by Mahmoud Fouly
CAIRO, Aug. 16 (Xinhua) -- The political future of the Muslim Brotherhood (MB) has stirred up a lot of debate in Egypt, particularly after the group rejected mediation efforts and insisted on the reinstatement of ousted president Mohamed Morsi until the security ended their sit-ins on Wednesday by force.
The dispersal operation against pro-Morsi sit-ins in Cairo and Giza and relevant clashes across the country have left at least 578 people killed and over 4,200 others injured, leading the interim leadership to announce a state of emergency for a month and impose a curfew nationwide.

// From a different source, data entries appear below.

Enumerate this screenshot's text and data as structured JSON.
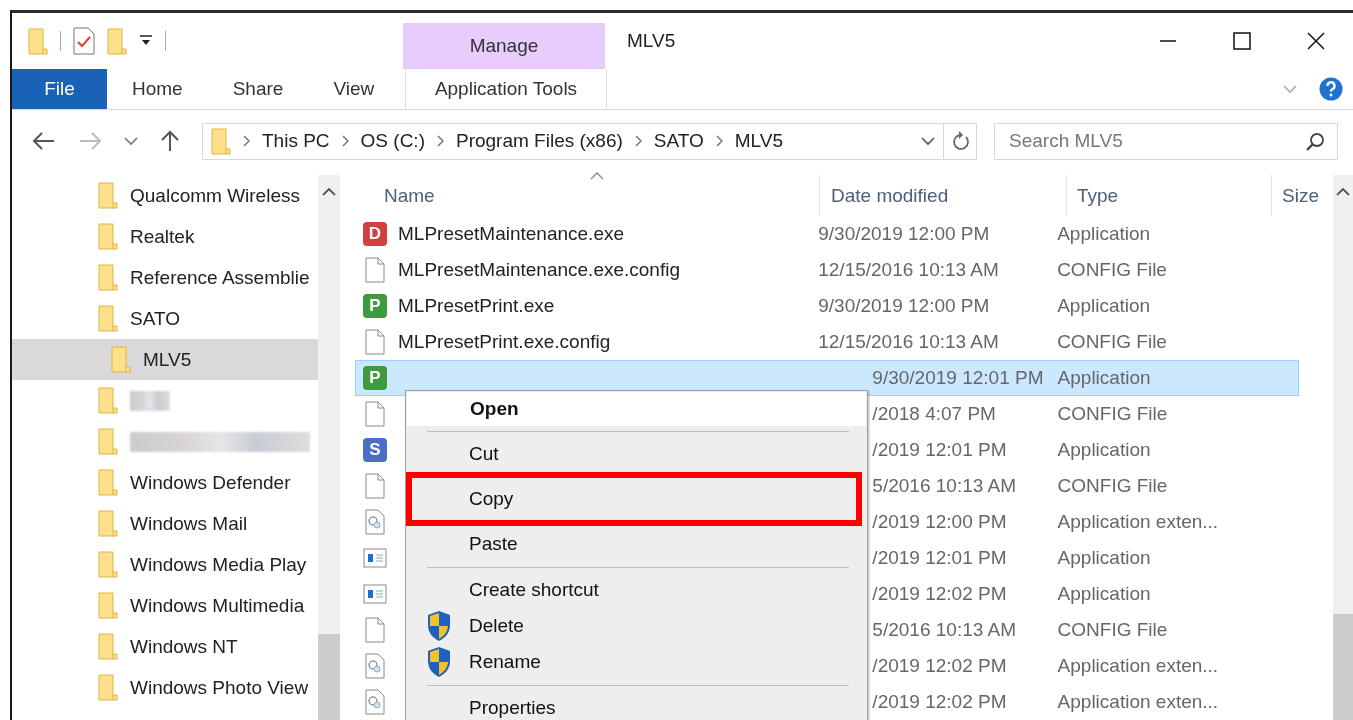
{
  "window": {
    "title": "MLV5"
  },
  "context_tab": {
    "group": "Manage",
    "label": "Application Tools",
    "selected": false
  },
  "ribbon_tabs": [
    {
      "kind": "file",
      "label": "File",
      "selected": false
    },
    {
      "kind": "tab",
      "label": "Home",
      "selected": false
    },
    {
      "kind": "tab",
      "label": "Share",
      "selected": false
    },
    {
      "kind": "tab",
      "label": "View",
      "selected": false
    }
  ],
  "address": {
    "segments": [
      "This PC",
      "OS (C:)",
      "Program Files (x86)",
      "SATO",
      "MLV5"
    ]
  },
  "search": {
    "placeholder": "Search MLV5"
  },
  "nav": {
    "items": [
      {
        "kind": "folder",
        "label": "Qualcomm Wireless",
        "selected": false
      },
      {
        "kind": "folder",
        "label": "Realtek",
        "selected": false
      },
      {
        "kind": "folder",
        "label": "Reference Assemblie",
        "selected": false
      },
      {
        "kind": "folder",
        "label": "SATO",
        "selected": false,
        "children": [
          {
            "kind": "folder",
            "label": "MLV5",
            "selected": true
          }
        ]
      },
      {
        "kind": "redacted",
        "selected": false
      },
      {
        "kind": "redacted",
        "selected": false
      },
      {
        "kind": "folder",
        "label": "Windows Defender",
        "selected": false
      },
      {
        "kind": "folder",
        "label": "Windows Mail",
        "selected": false
      },
      {
        "kind": "folder",
        "label": "Windows Media Play",
        "selected": false
      },
      {
        "kind": "folder",
        "label": "Windows Multimedia",
        "selected": false
      },
      {
        "kind": "folder",
        "label": "Windows NT",
        "selected": false
      },
      {
        "kind": "folder",
        "label": "Windows Photo View",
        "selected": false
      }
    ]
  },
  "files": {
    "columns": [
      "Name",
      "Date modified",
      "Type",
      "Size"
    ],
    "rows": [
      {
        "kind": "app",
        "badge": "D",
        "color": "#d23f3f",
        "name": "MLPresetMaintenance.exe",
        "date": "9/30/2019 12:00 PM",
        "type": "Application",
        "selected": false
      },
      {
        "kind": "doc",
        "name": "MLPresetMaintenance.exe.config",
        "date": "12/15/2016 10:13 AM",
        "type": "CONFIG File",
        "selected": false
      },
      {
        "kind": "app",
        "badge": "P",
        "color": "#3f9a3f",
        "name": "MLPresetPrint.exe",
        "date": "9/30/2019 12:00 PM",
        "type": "Application",
        "selected": false
      },
      {
        "kind": "doc",
        "name": "MLPresetPrint.exe.config",
        "date": "12/15/2016 10:13 AM",
        "type": "CONFIG File",
        "selected": false
      },
      {
        "kind": "app",
        "badge": "P",
        "color": "#3f9a3f",
        "date": "9/30/2019 12:01 PM",
        "type": "Application",
        "selected": true
      },
      {
        "kind": "doc",
        "date": "/2018 4:07 PM",
        "type": "CONFIG File",
        "selected": false
      },
      {
        "kind": "app",
        "badge": "S",
        "color": "#4a6fc7",
        "date": "/2019 12:01 PM",
        "type": "Application",
        "selected": false
      },
      {
        "kind": "doc",
        "date": "5/2016 10:13 AM",
        "type": "CONFIG File",
        "selected": false
      },
      {
        "kind": "dll",
        "date": "/2019 12:00 PM",
        "type": "Application exten...",
        "selected": false
      },
      {
        "kind": "window",
        "date": "/2019 12:01 PM",
        "type": "Application",
        "selected": false
      },
      {
        "kind": "window",
        "date": "/2019 12:02 PM",
        "type": "Application",
        "selected": false
      },
      {
        "kind": "doc",
        "date": "5/2016 10:13 AM",
        "type": "CONFIG File",
        "selected": false
      },
      {
        "kind": "dll",
        "date": "/2019 12:02 PM",
        "type": "Application exten...",
        "selected": false
      },
      {
        "kind": "dll",
        "date": "/2019 12:02 PM",
        "type": "Application exten...",
        "selected": false
      }
    ]
  },
  "context_menu": {
    "items": [
      {
        "kind": "item",
        "label": "Open",
        "default": true,
        "highlighted": false,
        "shield": false
      },
      {
        "kind": "separator"
      },
      {
        "kind": "item",
        "label": "Cut",
        "default": false,
        "highlighted": false,
        "shield": false
      },
      {
        "kind": "item",
        "label": "Copy",
        "default": false,
        "highlighted": true,
        "shield": false
      },
      {
        "kind": "item",
        "label": "Paste",
        "default": false,
        "highlighted": false,
        "shield": false
      },
      {
        "kind": "separator"
      },
      {
        "kind": "item",
        "label": "Create shortcut",
        "default": false,
        "highlighted": false,
        "shield": false
      },
      {
        "kind": "item",
        "label": "Delete",
        "default": false,
        "highlighted": false,
        "shield": true
      },
      {
        "kind": "item",
        "label": "Rename",
        "default": false,
        "highlighted": false,
        "shield": true
      },
      {
        "kind": "separator"
      },
      {
        "kind": "item",
        "label": "Properties",
        "default": false,
        "highlighted": false,
        "shield": false
      }
    ]
  }
}
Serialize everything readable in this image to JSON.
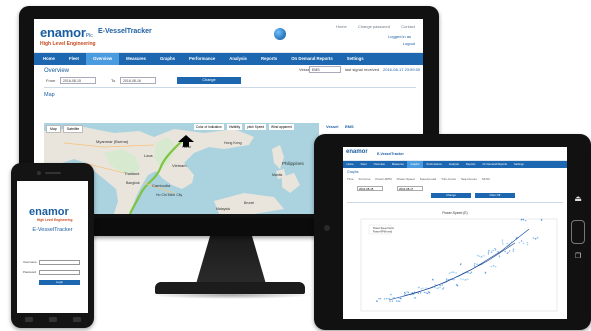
{
  "brand": {
    "logo": "enamor",
    "logo_suffix": "Plc",
    "tagline": "High Level Engineering",
    "app_title": "E-VesselTracker"
  },
  "header_links": [
    "Home",
    "Change password",
    "Contact"
  ],
  "logged_in_as": "Logged in as",
  "logout": "Logout",
  "nav": [
    "Home",
    "Fleet",
    "Overview",
    "Measures",
    "Graphs",
    "Performance",
    "Analysis",
    "Reports",
    "On Demand Reports",
    "Settings"
  ],
  "nav_active": "Overview",
  "overview": {
    "title": "Overview",
    "from_label": "From",
    "from_value": "2016-08-15",
    "to_label": "To",
    "to_value": "2016-08-16",
    "change_button": "Change",
    "vessel_label": "Vessel",
    "vessel_value": "EMS",
    "last_signal_label": "last signal received",
    "last_signal_value": "2016-08-17 23:59:00"
  },
  "map": {
    "title": "Map",
    "type_buttons": [
      "Map",
      "Satellite"
    ],
    "layer_tabs": [
      "Color of Indication",
      "Visibility",
      "pitch Speed",
      "Wind apparent"
    ],
    "labels": [
      "Myanmar (Burma)",
      "Laos",
      "Thailand",
      "Cambodia",
      "Vietnam",
      "Philippines",
      "Bangkok",
      "Hanoi",
      "Hong Kong",
      "Manila",
      "Ho Chi Minh City",
      "Brunei",
      "Malaysia"
    ]
  },
  "side_panel": {
    "vessel_label": "Vessel",
    "vessel_value": "EMS",
    "time_label": "Time stamp",
    "time_value": "2016-08-17 23:59:00"
  },
  "tablet": {
    "nav": [
      "Home",
      "Fleet",
      "Overview",
      "Measures",
      "Graphs",
      "Performance",
      "Analysis",
      "Reports",
      "On Demand Reports",
      "Settings"
    ],
    "nav_active": "Graphs",
    "section": "Graphs",
    "sub_tabs": [
      "Time",
      "Kt-Curve",
      "Power-RPM",
      "Power-Speed",
      "Speed-Load",
      "Trim-Curve",
      "Sea-Curves",
      "SFOC"
    ],
    "from_value": "2016-08-15",
    "to_value": "2016-08-17",
    "change_button": "Change",
    "filter_button": "Filter Off",
    "chart_title": "Power-Speed (E)"
  },
  "chart_data": {
    "type": "scatter",
    "title": "Power-Speed (E)",
    "series": [
      {
        "name": "Power-Speed trend",
        "values": [
          [
            8,
            1200
          ],
          [
            10,
            2000
          ],
          [
            12,
            3100
          ],
          [
            14,
            4600
          ],
          [
            16,
            6500
          ],
          [
            18,
            8900
          ]
        ]
      },
      {
        "name": "Power-RPM trend",
        "values": [
          [
            9,
            1600
          ],
          [
            11,
            2500
          ],
          [
            13,
            3800
          ],
          [
            15,
            5400
          ],
          [
            17,
            7400
          ]
        ]
      }
    ]
  },
  "phone": {
    "logo": "enamor",
    "tagline": "High Level Engineering",
    "title": "E-VesselTracker",
    "user_label": "Username",
    "pass_label": "Password",
    "login_button": "Login"
  }
}
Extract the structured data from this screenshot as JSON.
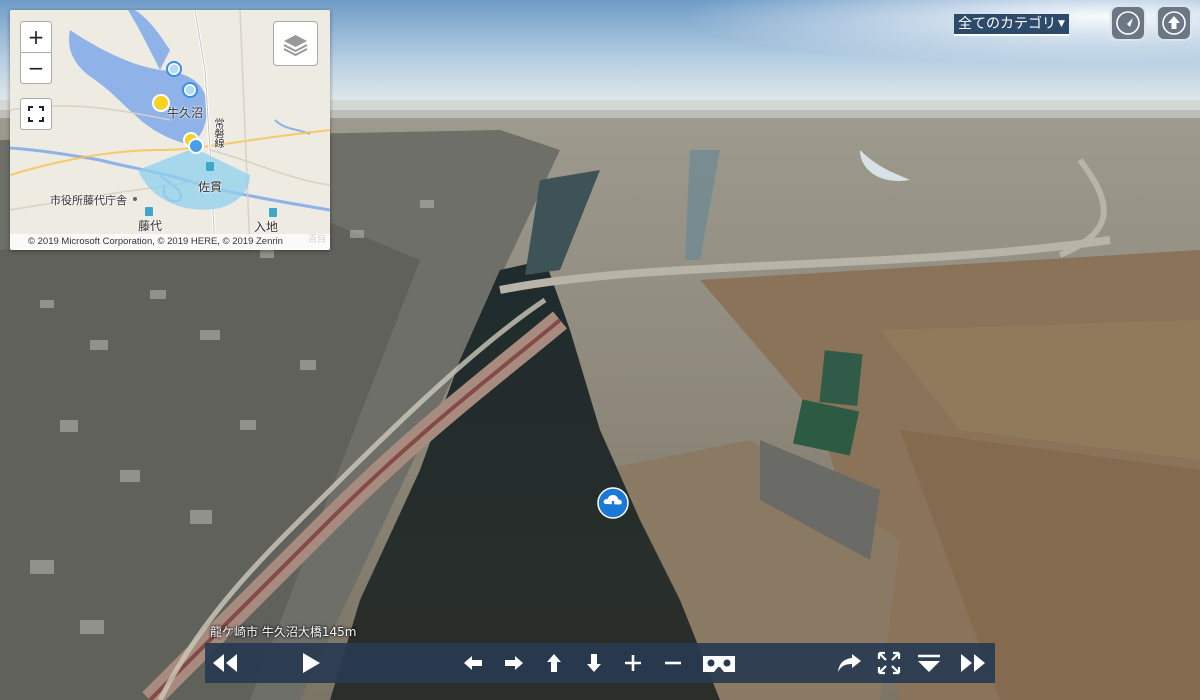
{
  "category_select": {
    "label": "全てのカテゴリ",
    "arrow": "▼"
  },
  "top_buttons": {
    "navigate_icon": "navigation-arrow-icon",
    "home_icon": "up-arrow-home-icon"
  },
  "minimap": {
    "zoom_in": "+",
    "zoom_out": "−",
    "credit": "© 2019 Microsoft Corporation, © 2019 HERE, © 2019 Zenrin",
    "labels": {
      "ushikunuma": "牛久沼",
      "sanuki": "佐貫",
      "fujishiro": "藤代",
      "city_office": "市役所藤代庁舎",
      "iriji": "入地",
      "joban": "常磐線",
      "shinmeiji": "百目"
    },
    "colors": {
      "water": "#8fb3e8",
      "fov": "#8fd0ee",
      "marker_blue": "#3a8fe0",
      "marker_yellow": "#f5d226"
    }
  },
  "hotspot": {
    "icon": "cloud-download-icon",
    "color": "#1a78d6"
  },
  "caption": {
    "text": "龍ケ崎市 牛久沼大橋145m"
  },
  "toolbar": {
    "icons": [
      "fast-rewind-icon",
      "play-icon",
      "left-arrow-icon",
      "right-arrow-icon",
      "up-arrow-icon",
      "down-arrow-icon",
      "zoom-in-plus-icon",
      "zoom-out-minus-icon",
      "vr-headset-icon",
      "share-icon",
      "fullscreen-icon",
      "hide-toolbar-icon",
      "fast-forward-icon"
    ],
    "background": "#283a50"
  }
}
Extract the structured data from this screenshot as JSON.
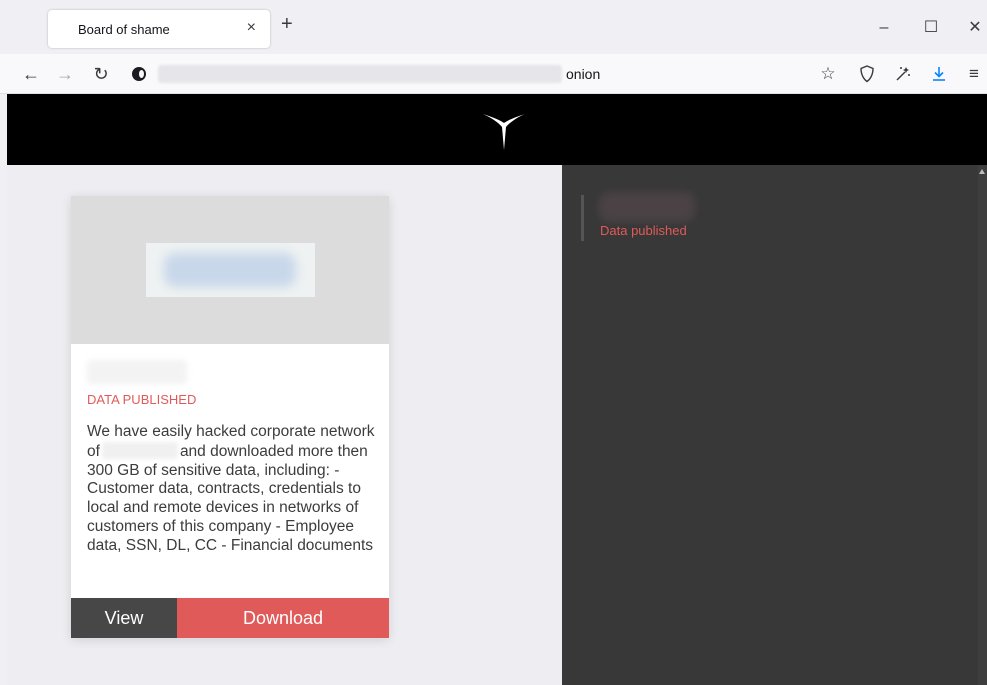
{
  "browser": {
    "tab_title": "Board of shame",
    "tab_close_glyph": "×",
    "new_tab_glyph": "+",
    "url_suffix": "onion",
    "icons": [
      "back-icon",
      "forward-icon",
      "reload-icon",
      "onion-icon",
      "bookmark-star-icon",
      "shield-icon",
      "magic-wand-icon",
      "download-icon",
      "menu-icon",
      "minimize-icon",
      "maximize-icon",
      "close-icon"
    ]
  },
  "card": {
    "status": "DATA PUBLISHED",
    "desc_part1": "We have easily hacked corporate network of",
    "desc_part2": "and downloaded more then 300 GB of sensitive data, including: - Customer data, contracts, credentials to local and remote devices in networks of customers of this company - Employee data, SSN, DL, CC - Financial documents",
    "view_label": "View",
    "download_label": "Download"
  },
  "feed": {
    "items": [
      {
        "status": "Data published"
      }
    ]
  },
  "colors": {
    "accent_red": "#e05a5a",
    "header_black": "#000000",
    "right_panel": "#383838",
    "view_button": "#474747"
  }
}
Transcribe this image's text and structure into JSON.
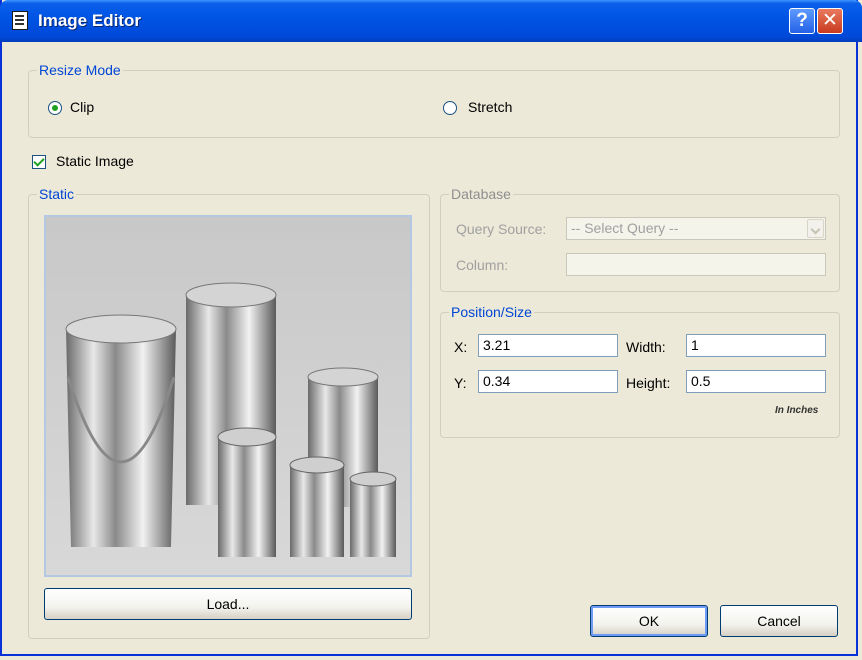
{
  "window": {
    "title": "Image Editor"
  },
  "resize_mode": {
    "legend": "Resize Mode",
    "options": [
      {
        "label": "Clip",
        "selected": true
      },
      {
        "label": "Stretch",
        "selected": false
      }
    ]
  },
  "static_image": {
    "label": "Static Image",
    "checked": true
  },
  "static": {
    "legend": "Static",
    "load_button": "Load..."
  },
  "database": {
    "legend": "Database",
    "query_source_label": "Query Source:",
    "query_source_value": "-- Select Query --",
    "column_label": "Column:",
    "column_value": ""
  },
  "position_size": {
    "legend": "Position/Size",
    "x_label": "X:",
    "x_value": "3.21",
    "y_label": "Y:",
    "y_value": "0.34",
    "width_label": "Width:",
    "width_value": "1",
    "height_label": "Height:",
    "height_value": "0.5",
    "units_note": "In Inches"
  },
  "buttons": {
    "ok": "OK",
    "cancel": "Cancel"
  },
  "colors": {
    "title_bar": "#0055E5",
    "face": "#ECE9D8",
    "group_legend": "#0046D5"
  }
}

Over the past two days, the Brotherhood's loyalists attacked several government premises, police stations as well as Coptic churches across the turmoil-hit country, vowing to hold massive protests on Friday dubbed "Friday of Anger."
Some analysts see that resorting to violence is "a political suicide" for the decades-old group, while others believe that it is "too early" to conclude that the MB's political life is coming to an end.
MB LOSES 'POLITICAL FUTURE'
"There is no longer a political future for the MB movement as it has chosen to engage in confrontations not only with the authorities but also with the people," Gamal Zaharn, a political science professor at Port Said University, told Xinhua.
Noting that Russia has already classified the movement as a terrorist group, the professor said that using weapons and assaulting government headquarters have undermined the group's political future.
However, Mohamed Mansour, head of Future Studies Center of Assiut University, predicted that "they would not give up easily."
On Thursday, Brotherhood's spokesman Ahmed Aref said the National Front for Supporting Legitimacy, an anti-military alliance mainly made up of Islamist groups, called all Egyptians for massive protests on Friday against the recent bloodshed.
Although many of Morsi's supporters vow tough response to the deadly crackdown on their encampments, Aref reaffirmed " peacefulness" of Friday's demonstrations, adding that Islamists will not be "provoked" into violence.
STILL A COMPETITOR IN POLITICS
Amid MB's survival efforts, some political observers argue that the group could gradually pull itself together and rise again as a competitor in the Egyptian political arena.
Describing the current events as "a blow" to the group, Emad Eddin Hussein, editor-in-chief of local Shorouk newspaper, noted that it is too early to say the Brotherhood's political life is over.
"We cannot say that the Brotherhood is politically finished, as the group has a long history of political work since 1928," he said.
With regard to the recent violence responses of Morsi's loyalists, including attacks on public and private properties, Hussein said "I do not know whether the Brotherhood carried out these assaults."
These acts might have been committed by Morsi's other proponents and not necessarily by the group, he speculated.